Road safety status in Zimbabwe
Stanley Makombe Zimbabwe’s road safety systems must be “re-engineered” to create a new dispensation if the country is to make significant strides. Institutions that participate in the whole chain of these factors include Zimbabwe National Road Administration (Zinara), Vehicle Inspection Depot (VID), Central Vehicle Registry (CVR), local authorities, Department of Roads, Traffic Safety Council (TSC) and the media. The Traffic Safety Council of Zimbabwe came into being in 2002 through an Act of Parliament with a mandate to promote safety on the roads, to disseminate information on road safety, to publish the Highway Code, to control and regulate driving schools and driving instructors, to establish standards of practice to be observed by driving schools and to improve the quality of training provided by such schools.
It is further responsible for the allocation and disbursement of funds from the road fund to road authorities.In addition, it audits the use of the funds from the road fund by road authorities, monitors the implementation of road maintenance works by road authorities and assists them in making annual or multi-year road maintenance rolling plans. Crucially, the Department of Roads, which falls under the Ministry of Transport, is responsible for State highways, while the local authorities are responsible for their city, town and rural roads and therefore play a direct role in rehabilitating, repairing and expanding the roads.
The 2020 Vision by Government — to have world class roads — as enunciated by the Ministry, is commendable.The current work on the Plumtre-Harare-Mutare highway, the plans to dualise the Harare to Bulawayo stretch and the completion of the feasibility study on the North-South Corridor goes to show that the country is moving in the right direction towards the goal of improving our country’s road infrastructure. Our roads have never really been maintained properly of late, showing a serious gap in town planning.It is sad to know that the Harare Drive design that was done in 1972 has not yet been fully implemented up to now.
You will realise that if it had been implemented, traffic jams in Harare may not be as they are now. In essence, the plan prevented traffic passing through the Central Business District (CBD).Critical legislative and administrative structures must be changed to achieve the goal of improving our road safety in Zimbabwe.
The current effort towards repair, rehabilitation and expansion programmes should be sustained religiously. In my view, there are systems that must be put in place to have most of the toll-gate fees and road fund go directly into works and limit a lot of unnecessary administrative costs.

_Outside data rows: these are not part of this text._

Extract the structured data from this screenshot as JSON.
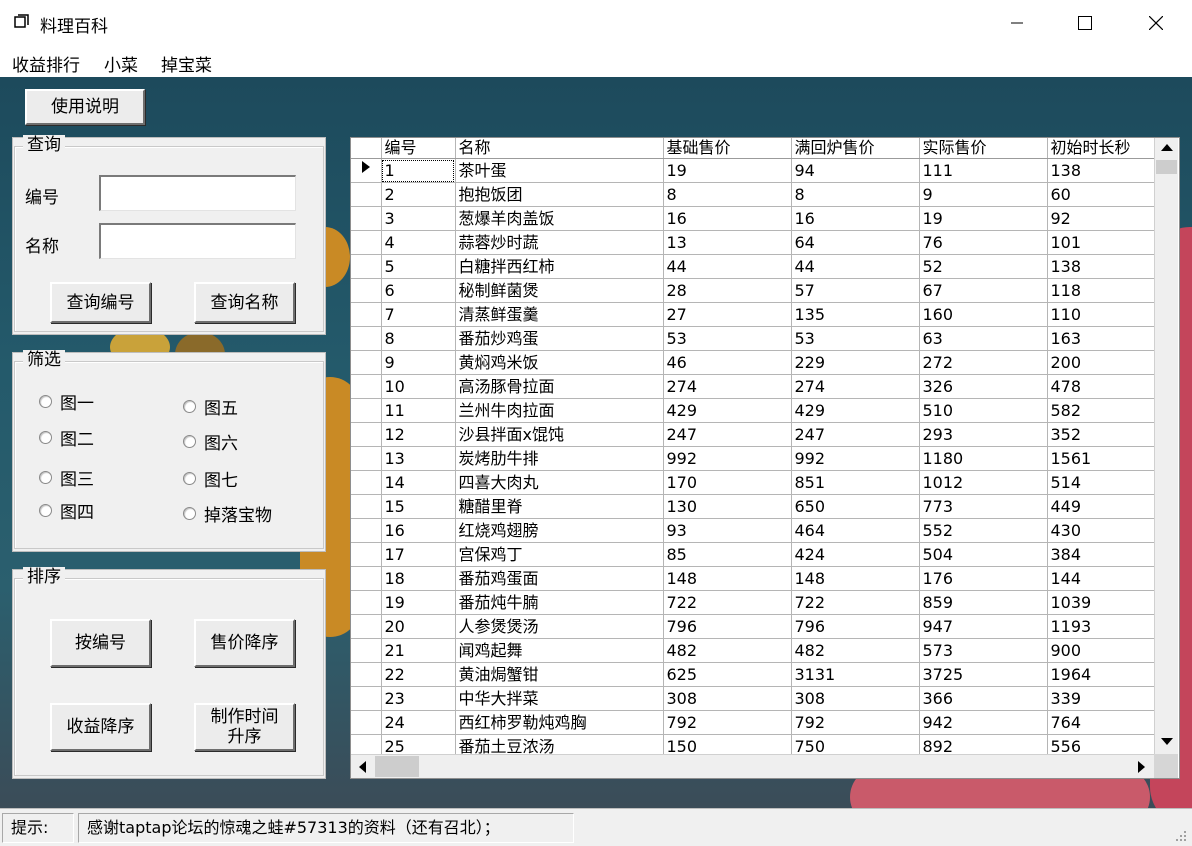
{
  "window": {
    "title": "料理百科"
  },
  "menu": {
    "items": [
      "收益排行",
      "小菜",
      "掉宝菜"
    ]
  },
  "toolbar": {
    "help_label": "使用说明"
  },
  "query": {
    "legend": "查询",
    "id_label": "编号",
    "name_label": "名称",
    "id_value": "",
    "name_value": "",
    "query_id_button": "查询编号",
    "query_name_button": "查询名称"
  },
  "filter": {
    "legend": "筛选",
    "options": [
      "图一",
      "图五",
      "图二",
      "图六",
      "图三",
      "图七",
      "图四",
      "掉落宝物"
    ]
  },
  "sort": {
    "legend": "排序",
    "by_id": "按编号",
    "price_desc": "售价降序",
    "profit_desc": "收益降序",
    "time_asc": "制作时间\n升序"
  },
  "table": {
    "columns": [
      "编号",
      "名称",
      "基础售价",
      "满回炉售价",
      "实际售价",
      "初始时长秒"
    ],
    "rows": [
      [
        "1",
        "茶叶蛋",
        "19",
        "94",
        "111",
        "138"
      ],
      [
        "2",
        "抱抱饭团",
        "8",
        "8",
        "9",
        "60"
      ],
      [
        "3",
        "葱爆羊肉盖饭",
        "16",
        "16",
        "19",
        "92"
      ],
      [
        "4",
        "蒜蓉炒时蔬",
        "13",
        "64",
        "76",
        "101"
      ],
      [
        "5",
        "白糖拌西红柿",
        "44",
        "44",
        "52",
        "138"
      ],
      [
        "6",
        "秘制鲜菌煲",
        "28",
        "57",
        "67",
        "118"
      ],
      [
        "7",
        "清蒸鲜蛋羹",
        "27",
        "135",
        "160",
        "110"
      ],
      [
        "8",
        "番茄炒鸡蛋",
        "53",
        "53",
        "63",
        "163"
      ],
      [
        "9",
        "黄焖鸡米饭",
        "46",
        "229",
        "272",
        "200"
      ],
      [
        "10",
        "高汤豚骨拉面",
        "274",
        "274",
        "326",
        "478"
      ],
      [
        "11",
        "兰州牛肉拉面",
        "429",
        "429",
        "510",
        "582"
      ],
      [
        "12",
        "沙县拌面x馄饨",
        "247",
        "247",
        "293",
        "352"
      ],
      [
        "13",
        "炭烤肋牛排",
        "992",
        "992",
        "1180",
        "1561"
      ],
      [
        "14",
        "四喜大肉丸",
        "170",
        "851",
        "1012",
        "514"
      ],
      [
        "15",
        "糖醋里脊",
        "130",
        "650",
        "773",
        "449"
      ],
      [
        "16",
        "红烧鸡翅膀",
        "93",
        "464",
        "552",
        "430"
      ],
      [
        "17",
        "宫保鸡丁",
        "85",
        "424",
        "504",
        "384"
      ],
      [
        "18",
        "番茄鸡蛋面",
        "148",
        "148",
        "176",
        "144"
      ],
      [
        "19",
        "番茄炖牛腩",
        "722",
        "722",
        "859",
        "1039"
      ],
      [
        "20",
        "人参煲煲汤",
        "796",
        "796",
        "947",
        "1193"
      ],
      [
        "21",
        "闻鸡起舞",
        "482",
        "482",
        "573",
        "900"
      ],
      [
        "22",
        "黄油焗蟹钳",
        "625",
        "3131",
        "3725",
        "1964"
      ],
      [
        "23",
        "中华大拌菜",
        "308",
        "308",
        "366",
        "339"
      ],
      [
        "24",
        "西红柿罗勒炖鸡胸",
        "792",
        "792",
        "942",
        "764"
      ],
      [
        "25",
        "番茄土豆浓汤",
        "150",
        "750",
        "892",
        "556"
      ]
    ]
  },
  "status": {
    "label": "提示:",
    "message": "感谢taptap论坛的惊魂之蛙#57313的资料（还有召北）；"
  },
  "colors": {
    "background": "#245a6b",
    "panel": "#f0f0f0"
  }
}
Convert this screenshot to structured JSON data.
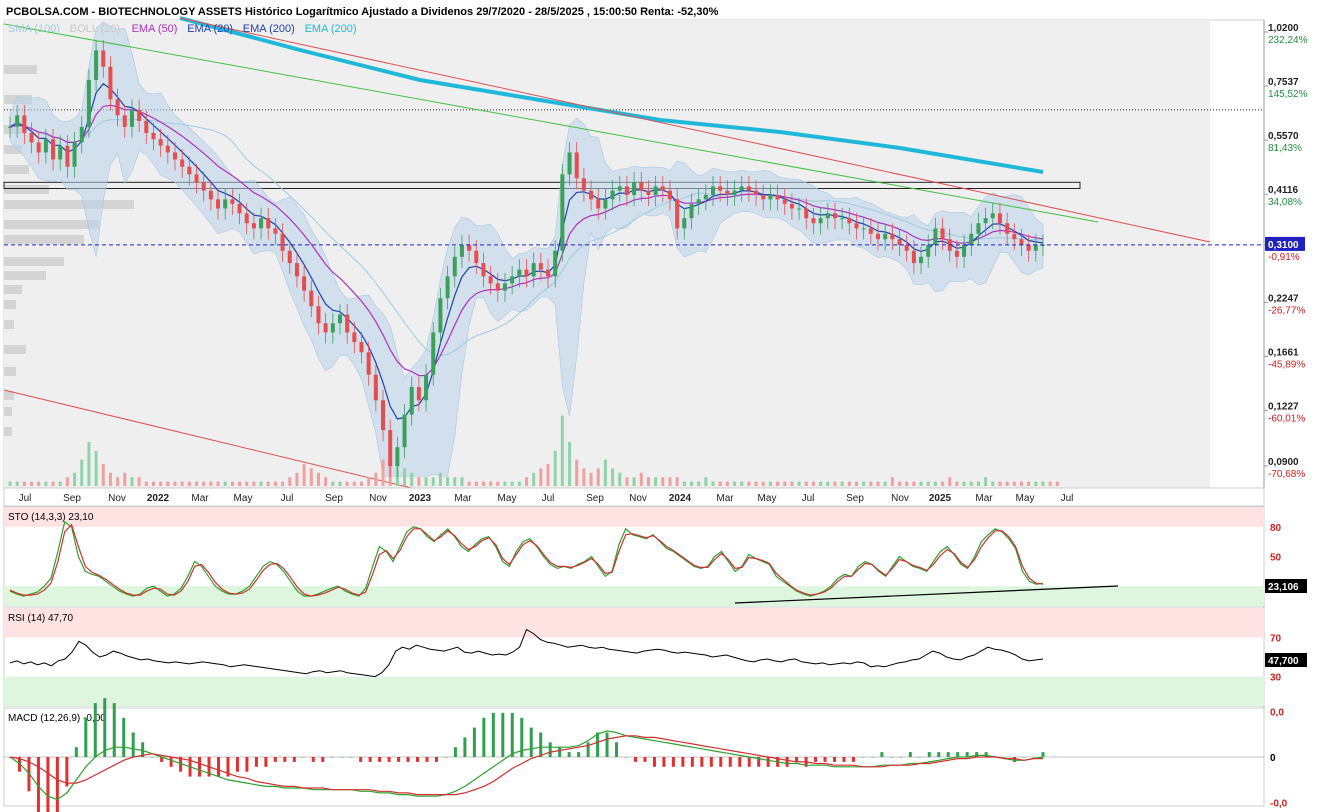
{
  "title": "PCBOLSA.COM - BIOTECHNOLOGY ASSETS Histórico Logarítmico Ajustado a Dividenos 29/7/2020 - 28/5/2025 , 15:00:50 Renta: -52,30%",
  "legend": [
    {
      "label": "SMA (100)",
      "color": "#9ecae1"
    },
    {
      "label": "BOLL (20)",
      "color": "#c8c8c8"
    },
    {
      "label": "EMA (50)",
      "color": "#b030c0"
    },
    {
      "label": "EMA (20)",
      "color": "#2040b0"
    },
    {
      "label": "EMA (200)",
      "color": "#2040b0"
    },
    {
      "label": "EMA (200)",
      "color": "#20b8d8"
    }
  ],
  "colors": {
    "up": "#3aa05a",
    "down": "#e84c4c",
    "band": "#b8d4ea",
    "ema200": "#20b8d8",
    "ema50": "#b030c0",
    "ema20": "#2040b0",
    "sma100": "#9ecae1",
    "trend_red": "#e05050",
    "trend_green": "#40c040",
    "last_price": "#2020c0"
  },
  "chart_data": [
    {
      "type": "line",
      "name": "price",
      "scale": "log",
      "y_ticks": [
        {
          "value": 1.02,
          "label": "1,0200",
          "pct": "232,24%"
        },
        {
          "value": 0.7537,
          "label": "0,7537",
          "pct": "145,52%"
        },
        {
          "value": 0.557,
          "label": "0,5570",
          "pct": "81,43%"
        },
        {
          "value": 0.4116,
          "label": "0,4116",
          "pct": "34,08%"
        },
        {
          "value": 0.31,
          "label": "0,3100",
          "pct": "-0,91%"
        },
        {
          "value": 0.2247,
          "label": "0,2247",
          "pct": "-26,77%"
        },
        {
          "value": 0.1661,
          "label": "0,1661",
          "pct": "-45,89%"
        },
        {
          "value": 0.1227,
          "label": "0,1227",
          "pct": "-60,01%"
        },
        {
          "value": 0.09,
          "label": "0,0900",
          "pct": "-70,68%"
        }
      ],
      "x_ticks": [
        "Jul",
        "Sep",
        "Nov",
        "2022",
        "Mar",
        "May",
        "Jul",
        "Sep",
        "Nov",
        "2023",
        "Mar",
        "May",
        "Jul",
        "Sep",
        "Nov",
        "2024",
        "Mar",
        "May",
        "Jul",
        "Sep",
        "Nov",
        "2025",
        "Mar",
        "May",
        "Jul"
      ],
      "x_tick_years": [
        "2022",
        "2023",
        "2024",
        "2025"
      ],
      "last_price": 0.31,
      "resistance_level": 0.66,
      "range_box": [
        0.425,
        0.44
      ],
      "closes": [
        0.6,
        0.64,
        0.58,
        0.55,
        0.52,
        0.56,
        0.5,
        0.54,
        0.48,
        0.55,
        0.6,
        0.78,
        0.92,
        0.84,
        0.7,
        0.64,
        0.6,
        0.66,
        0.62,
        0.58,
        0.56,
        0.54,
        0.52,
        0.5,
        0.48,
        0.46,
        0.44,
        0.42,
        0.4,
        0.38,
        0.4,
        0.39,
        0.37,
        0.35,
        0.34,
        0.36,
        0.34,
        0.33,
        0.3,
        0.28,
        0.26,
        0.24,
        0.22,
        0.2,
        0.19,
        0.2,
        0.21,
        0.19,
        0.18,
        0.17,
        0.15,
        0.13,
        0.11,
        0.09,
        0.1,
        0.12,
        0.14,
        0.13,
        0.15,
        0.19,
        0.23,
        0.26,
        0.29,
        0.31,
        0.3,
        0.28,
        0.26,
        0.25,
        0.24,
        0.25,
        0.26,
        0.27,
        0.26,
        0.28,
        0.27,
        0.26,
        0.3,
        0.46,
        0.52,
        0.45,
        0.42,
        0.4,
        0.38,
        0.4,
        0.42,
        0.43,
        0.41,
        0.44,
        0.42,
        0.41,
        0.43,
        0.42,
        0.4,
        0.34,
        0.36,
        0.39,
        0.4,
        0.41,
        0.43,
        0.42,
        0.41,
        0.42,
        0.43,
        0.42,
        0.41,
        0.4,
        0.41,
        0.4,
        0.39,
        0.38,
        0.38,
        0.36,
        0.35,
        0.36,
        0.37,
        0.36,
        0.36,
        0.35,
        0.34,
        0.34,
        0.33,
        0.32,
        0.33,
        0.32,
        0.31,
        0.3,
        0.28,
        0.29,
        0.31,
        0.34,
        0.32,
        0.3,
        0.29,
        0.31,
        0.33,
        0.35,
        0.36,
        0.37,
        0.35,
        0.33,
        0.32,
        0.31,
        0.3,
        0.31,
        0.31
      ],
      "volumes": [
        0.1,
        0.1,
        0.1,
        0.1,
        0.1,
        0.1,
        0.1,
        0.1,
        0.2,
        0.3,
        0.6,
        1.0,
        0.8,
        0.5,
        0.3,
        0.2,
        0.3,
        0.2,
        0.2,
        0.1,
        0.1,
        0.1,
        0.1,
        0.1,
        0.1,
        0.1,
        0.1,
        0.1,
        0.1,
        0.1,
        0.1,
        0.1,
        0.1,
        0.1,
        0.1,
        0.1,
        0.1,
        0.1,
        0.1,
        0.2,
        0.3,
        0.5,
        0.4,
        0.3,
        0.2,
        0.1,
        0.1,
        0.1,
        0.1,
        0.1,
        0.2,
        0.3,
        0.6,
        0.9,
        0.6,
        0.4,
        0.3,
        0.2,
        0.2,
        0.2,
        0.3,
        0.2,
        0.2,
        0.2,
        0.1,
        0.1,
        0.1,
        0.1,
        0.1,
        0.1,
        0.1,
        0.1,
        0.2,
        0.3,
        0.4,
        0.5,
        0.8,
        1.6,
        1.0,
        0.6,
        0.4,
        0.3,
        0.4,
        0.6,
        0.4,
        0.3,
        0.2,
        0.2,
        0.3,
        0.2,
        0.2,
        0.2,
        0.2,
        0.2,
        0.1,
        0.1,
        0.1,
        0.2,
        0.1,
        0.1,
        0.1,
        0.1,
        0.1,
        0.1,
        0.1,
        0.1,
        0.1,
        0.1,
        0.1,
        0.1,
        0.1,
        0.1,
        0.1,
        0.1,
        0.1,
        0.1,
        0.1,
        0.1,
        0.1,
        0.1,
        0.1,
        0.1,
        0.1,
        0.2,
        0.1,
        0.1,
        0.1,
        0.1,
        0.1,
        0.1,
        0.1,
        0.2,
        0.1,
        0.1,
        0.1,
        0.1,
        0.2,
        0.1,
        0.1,
        0.1,
        0.1,
        0.1,
        0.1,
        0.1,
        0.1,
        0.1,
        0.1
      ]
    },
    {
      "type": "line",
      "name": "STO (14,3,3)",
      "label": "STO (14,3,3)",
      "value_label": "23,10",
      "last_badge": "23,106",
      "ylim": [
        0,
        100
      ],
      "y_ticks": [
        {
          "value": 80,
          "label": "80"
        },
        {
          "value": 50,
          "label": "50"
        }
      ],
      "overbought": 80,
      "oversold": 20,
      "k": [
        15,
        12,
        10,
        12,
        14,
        20,
        28,
        55,
        85,
        80,
        50,
        35,
        32,
        30,
        25,
        20,
        15,
        12,
        10,
        12,
        18,
        20,
        15,
        10,
        12,
        18,
        30,
        45,
        40,
        30,
        20,
        15,
        12,
        12,
        15,
        20,
        30,
        40,
        45,
        42,
        35,
        25,
        15,
        10,
        10,
        12,
        15,
        18,
        20,
        15,
        12,
        10,
        18,
        40,
        60,
        55,
        45,
        60,
        75,
        80,
        78,
        70,
        65,
        72,
        78,
        70,
        60,
        55,
        62,
        68,
        70,
        60,
        45,
        40,
        55,
        65,
        68,
        60,
        50,
        42,
        38,
        40,
        38,
        42,
        45,
        50,
        40,
        30,
        35,
        62,
        78,
        72,
        70,
        68,
        72,
        65,
        58,
        55,
        50,
        45,
        40,
        38,
        40,
        50,
        55,
        45,
        35,
        40,
        52,
        48,
        45,
        42,
        30,
        25,
        20,
        15,
        12,
        10,
        12,
        15,
        20,
        28,
        32,
        30,
        40,
        45,
        42,
        35,
        30,
        40,
        50,
        45,
        40,
        38,
        35,
        45,
        55,
        60,
        52,
        42,
        38,
        50,
        65,
        72,
        78,
        75,
        68,
        58,
        35,
        25,
        22,
        23
      ],
      "d": [
        16,
        13,
        11,
        11,
        12,
        16,
        23,
        45,
        75,
        82,
        60,
        40,
        34,
        31,
        27,
        22,
        17,
        13,
        11,
        11,
        15,
        18,
        17,
        12,
        11,
        15,
        25,
        40,
        42,
        34,
        24,
        17,
        13,
        12,
        13,
        17,
        26,
        36,
        42,
        43,
        38,
        29,
        19,
        12,
        10,
        11,
        13,
        16,
        19,
        17,
        13,
        11,
        14,
        32,
        52,
        56,
        48,
        56,
        70,
        78,
        78,
        72,
        66,
        70,
        76,
        71,
        63,
        57,
        60,
        66,
        69,
        62,
        48,
        42,
        52,
        62,
        66,
        61,
        52,
        44,
        40,
        40,
        39,
        41,
        44,
        48,
        42,
        33,
        34,
        55,
        72,
        73,
        71,
        69,
        71,
        66,
        60,
        56,
        51,
        46,
        41,
        39,
        39,
        47,
        53,
        47,
        38,
        39,
        49,
        48,
        46,
        43,
        33,
        27,
        21,
        16,
        13,
        11,
        12,
        14,
        18,
        25,
        30,
        30,
        37,
        43,
        42,
        36,
        31,
        38,
        47,
        45,
        41,
        39,
        36,
        42,
        51,
        57,
        53,
        44,
        39,
        47,
        60,
        69,
        76,
        76,
        70,
        60,
        40,
        28,
        23,
        22
      ]
    },
    {
      "type": "line",
      "name": "RSI (14)",
      "label": "RSI (14)",
      "value_label": "47,70",
      "last_badge": "47,700",
      "ylim": [
        0,
        100
      ],
      "y_ticks": [
        {
          "value": 70,
          "label": "70"
        },
        {
          "value": 30,
          "label": "30"
        }
      ],
      "overbought": 70,
      "oversold": 30,
      "values": [
        44,
        46,
        43,
        45,
        42,
        44,
        41,
        46,
        48,
        55,
        66,
        62,
        55,
        50,
        52,
        56,
        54,
        51,
        49,
        47,
        48,
        46,
        45,
        44,
        45,
        44,
        43,
        44,
        45,
        44,
        43,
        42,
        40,
        41,
        42,
        41,
        40,
        39,
        38,
        37,
        36,
        35,
        34,
        33,
        35,
        36,
        34,
        35,
        36,
        34,
        33,
        32,
        31,
        30,
        34,
        42,
        56,
        60,
        58,
        62,
        60,
        58,
        57,
        56,
        58,
        60,
        55,
        54,
        56,
        54,
        52,
        53,
        52,
        55,
        60,
        78,
        74,
        68,
        65,
        64,
        62,
        60,
        61,
        62,
        60,
        59,
        60,
        58,
        57,
        56,
        55,
        54,
        56,
        57,
        58,
        57,
        55,
        54,
        55,
        54,
        53,
        52,
        50,
        51,
        52,
        50,
        48,
        46,
        45,
        47,
        48,
        46,
        45,
        47,
        48,
        45,
        44,
        43,
        44,
        42,
        43,
        44,
        43,
        45,
        44,
        40,
        41,
        40,
        42,
        44,
        45,
        47,
        48,
        52,
        56,
        54,
        50,
        48,
        47,
        50,
        52,
        56,
        60,
        58,
        57,
        55,
        52,
        48,
        46,
        47,
        48
      ]
    },
    {
      "type": "line",
      "name": "MACD (12,26,9)",
      "label": "MACD (12,26,9)",
      "value_label": "-0,00",
      "ylim": [
        -0.03,
        0.03
      ],
      "y_ticks": [
        {
          "value": 0.028,
          "label": "0,0",
          "color": "#d02020"
        },
        {
          "value": 0,
          "label": "0",
          "color": "#000"
        },
        {
          "value": -0.028,
          "label": "-0,0",
          "color": "#d02020"
        }
      ],
      "macd": [
        0.0,
        -0.004,
        -0.01,
        -0.018,
        -0.024,
        -0.026,
        -0.022,
        -0.014,
        -0.006,
        0.0,
        0.004,
        0.006,
        0.006,
        0.005,
        0.004,
        0.002,
        0.0,
        -0.002,
        -0.004,
        -0.006,
        -0.008,
        -0.01,
        -0.012,
        -0.014,
        -0.015,
        -0.016,
        -0.017,
        -0.018,
        -0.018,
        -0.019,
        -0.019,
        -0.019,
        -0.02,
        -0.02,
        -0.02,
        -0.02,
        -0.02,
        -0.021,
        -0.021,
        -0.022,
        -0.022,
        -0.023,
        -0.023,
        -0.024,
        -0.024,
        -0.024,
        -0.023,
        -0.021,
        -0.018,
        -0.014,
        -0.01,
        -0.006,
        -0.002,
        0.002,
        0.004,
        0.005,
        0.006,
        0.006,
        0.006,
        0.006,
        0.007,
        0.01,
        0.014,
        0.016,
        0.015,
        0.013,
        0.012,
        0.011,
        0.01,
        0.009,
        0.008,
        0.007,
        0.006,
        0.005,
        0.004,
        0.003,
        0.002,
        0.001,
        0.0,
        -0.001,
        -0.002,
        -0.003,
        -0.004,
        -0.004,
        -0.005,
        -0.005,
        -0.005,
        -0.006,
        -0.006,
        -0.006,
        -0.006,
        -0.006,
        -0.005,
        -0.005,
        -0.005,
        -0.004,
        -0.004,
        -0.003,
        -0.002,
        -0.001,
        0.0,
        0.0,
        0.001,
        0.001,
        0.0,
        -0.001,
        -0.002,
        -0.002,
        -0.001,
        0.0
      ],
      "signal": [
        0.0,
        -0.001,
        -0.003,
        -0.006,
        -0.01,
        -0.014,
        -0.016,
        -0.016,
        -0.014,
        -0.011,
        -0.008,
        -0.005,
        -0.002,
        0.0,
        0.001,
        0.002,
        0.001,
        0.0,
        -0.001,
        -0.002,
        -0.004,
        -0.006,
        -0.008,
        -0.01,
        -0.012,
        -0.013,
        -0.015,
        -0.016,
        -0.017,
        -0.018,
        -0.018,
        -0.019,
        -0.019,
        -0.019,
        -0.02,
        -0.02,
        -0.02,
        -0.02,
        -0.02,
        -0.021,
        -0.021,
        -0.022,
        -0.022,
        -0.023,
        -0.023,
        -0.023,
        -0.023,
        -0.023,
        -0.022,
        -0.02,
        -0.018,
        -0.015,
        -0.011,
        -0.007,
        -0.004,
        -0.001,
        0.001,
        0.003,
        0.004,
        0.005,
        0.006,
        0.007,
        0.009,
        0.011,
        0.012,
        0.013,
        0.013,
        0.012,
        0.012,
        0.011,
        0.01,
        0.009,
        0.008,
        0.007,
        0.006,
        0.005,
        0.004,
        0.003,
        0.002,
        0.001,
        0.0,
        -0.001,
        -0.002,
        -0.003,
        -0.003,
        -0.004,
        -0.004,
        -0.005,
        -0.005,
        -0.005,
        -0.006,
        -0.006,
        -0.006,
        -0.005,
        -0.005,
        -0.005,
        -0.004,
        -0.004,
        -0.003,
        -0.002,
        -0.001,
        -0.001,
        0.0,
        0.0,
        0.0,
        -0.001,
        -0.001,
        -0.002,
        -0.001,
        -0.001
      ],
      "hist_scale": 1
    }
  ]
}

Under the current laws, Zinara collects toll fees, fuel levies, vehicle licence fees and transit fees, axle overloading fees and abnormal load fees and transit coupon fees.On toll fees, Zinara pays 10 percent to Zimra as collection fees and deducts its own administration fees, which are 2,5 percent. So, technically, we will be left with 72 percent before other parties get their share.... Read the full, comprehensive news article and discuss at The Sunday Mail